━━ MATERIAL PROVIDED ━━
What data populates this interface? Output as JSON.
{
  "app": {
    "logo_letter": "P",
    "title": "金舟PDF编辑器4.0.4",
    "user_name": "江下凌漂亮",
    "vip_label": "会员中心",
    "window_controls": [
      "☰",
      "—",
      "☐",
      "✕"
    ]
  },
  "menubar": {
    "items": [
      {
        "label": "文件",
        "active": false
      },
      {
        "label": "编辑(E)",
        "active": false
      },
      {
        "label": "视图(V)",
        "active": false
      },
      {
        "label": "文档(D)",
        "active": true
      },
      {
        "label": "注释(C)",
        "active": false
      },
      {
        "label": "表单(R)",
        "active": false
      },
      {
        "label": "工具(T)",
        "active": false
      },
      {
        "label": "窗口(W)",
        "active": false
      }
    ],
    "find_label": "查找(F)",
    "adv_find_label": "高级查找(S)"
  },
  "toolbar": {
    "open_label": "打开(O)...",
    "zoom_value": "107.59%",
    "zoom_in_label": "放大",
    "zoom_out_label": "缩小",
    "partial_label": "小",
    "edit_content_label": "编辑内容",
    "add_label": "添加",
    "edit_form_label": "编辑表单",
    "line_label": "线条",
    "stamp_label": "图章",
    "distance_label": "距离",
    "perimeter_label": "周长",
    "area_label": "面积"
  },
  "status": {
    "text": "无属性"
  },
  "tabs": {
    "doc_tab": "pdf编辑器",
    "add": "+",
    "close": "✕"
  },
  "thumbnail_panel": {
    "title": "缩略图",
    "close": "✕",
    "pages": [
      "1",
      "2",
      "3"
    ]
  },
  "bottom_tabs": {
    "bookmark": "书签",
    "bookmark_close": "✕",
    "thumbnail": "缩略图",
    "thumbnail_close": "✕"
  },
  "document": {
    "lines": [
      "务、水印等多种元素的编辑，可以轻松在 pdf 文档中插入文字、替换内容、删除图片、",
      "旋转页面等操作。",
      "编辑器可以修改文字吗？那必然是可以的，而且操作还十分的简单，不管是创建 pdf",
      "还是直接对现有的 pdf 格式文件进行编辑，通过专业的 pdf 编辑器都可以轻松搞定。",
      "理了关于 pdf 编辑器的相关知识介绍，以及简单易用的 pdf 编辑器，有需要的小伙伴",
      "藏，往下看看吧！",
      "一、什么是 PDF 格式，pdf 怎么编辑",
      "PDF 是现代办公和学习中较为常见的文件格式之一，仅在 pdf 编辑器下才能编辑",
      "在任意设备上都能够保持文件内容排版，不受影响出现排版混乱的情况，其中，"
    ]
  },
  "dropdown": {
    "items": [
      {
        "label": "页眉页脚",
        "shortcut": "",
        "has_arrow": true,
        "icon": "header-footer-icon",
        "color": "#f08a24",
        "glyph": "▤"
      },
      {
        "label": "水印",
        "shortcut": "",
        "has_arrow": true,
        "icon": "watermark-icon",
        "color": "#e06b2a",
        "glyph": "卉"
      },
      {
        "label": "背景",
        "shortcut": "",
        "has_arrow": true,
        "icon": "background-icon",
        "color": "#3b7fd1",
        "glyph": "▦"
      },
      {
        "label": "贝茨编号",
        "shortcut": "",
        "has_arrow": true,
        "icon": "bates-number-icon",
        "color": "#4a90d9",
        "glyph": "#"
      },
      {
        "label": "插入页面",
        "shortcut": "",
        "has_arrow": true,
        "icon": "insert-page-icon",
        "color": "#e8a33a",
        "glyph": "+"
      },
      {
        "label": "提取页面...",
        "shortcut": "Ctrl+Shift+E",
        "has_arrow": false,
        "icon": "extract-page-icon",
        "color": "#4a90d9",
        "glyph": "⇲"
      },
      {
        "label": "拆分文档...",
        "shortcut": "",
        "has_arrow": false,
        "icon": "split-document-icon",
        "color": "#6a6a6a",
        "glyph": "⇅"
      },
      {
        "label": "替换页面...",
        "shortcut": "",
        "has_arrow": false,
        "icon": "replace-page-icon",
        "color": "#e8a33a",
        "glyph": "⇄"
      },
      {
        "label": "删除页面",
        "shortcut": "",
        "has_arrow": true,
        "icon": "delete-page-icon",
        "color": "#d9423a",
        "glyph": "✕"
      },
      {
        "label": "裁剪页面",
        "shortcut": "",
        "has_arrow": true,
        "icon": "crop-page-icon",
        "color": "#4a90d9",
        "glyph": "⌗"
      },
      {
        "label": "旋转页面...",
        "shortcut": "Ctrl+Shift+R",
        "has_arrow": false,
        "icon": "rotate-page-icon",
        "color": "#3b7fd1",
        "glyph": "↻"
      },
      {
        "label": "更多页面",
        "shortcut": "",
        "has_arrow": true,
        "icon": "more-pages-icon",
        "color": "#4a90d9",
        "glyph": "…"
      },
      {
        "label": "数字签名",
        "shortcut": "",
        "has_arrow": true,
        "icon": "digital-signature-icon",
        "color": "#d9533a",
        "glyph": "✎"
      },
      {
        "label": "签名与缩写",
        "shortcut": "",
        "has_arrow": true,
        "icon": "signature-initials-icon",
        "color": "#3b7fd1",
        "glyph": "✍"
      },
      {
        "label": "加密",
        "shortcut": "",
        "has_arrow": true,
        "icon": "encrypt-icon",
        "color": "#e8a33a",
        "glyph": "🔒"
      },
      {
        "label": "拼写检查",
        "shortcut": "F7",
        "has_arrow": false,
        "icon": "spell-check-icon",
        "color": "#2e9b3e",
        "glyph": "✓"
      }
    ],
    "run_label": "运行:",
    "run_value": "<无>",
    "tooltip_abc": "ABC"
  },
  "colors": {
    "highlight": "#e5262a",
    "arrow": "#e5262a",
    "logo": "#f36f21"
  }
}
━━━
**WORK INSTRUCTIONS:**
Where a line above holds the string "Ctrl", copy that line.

**SOLVED PROBLEM:**
        "shortcut": "Ctrl+Shift+E",
        "shortcut": "Ctrl+Shift+R",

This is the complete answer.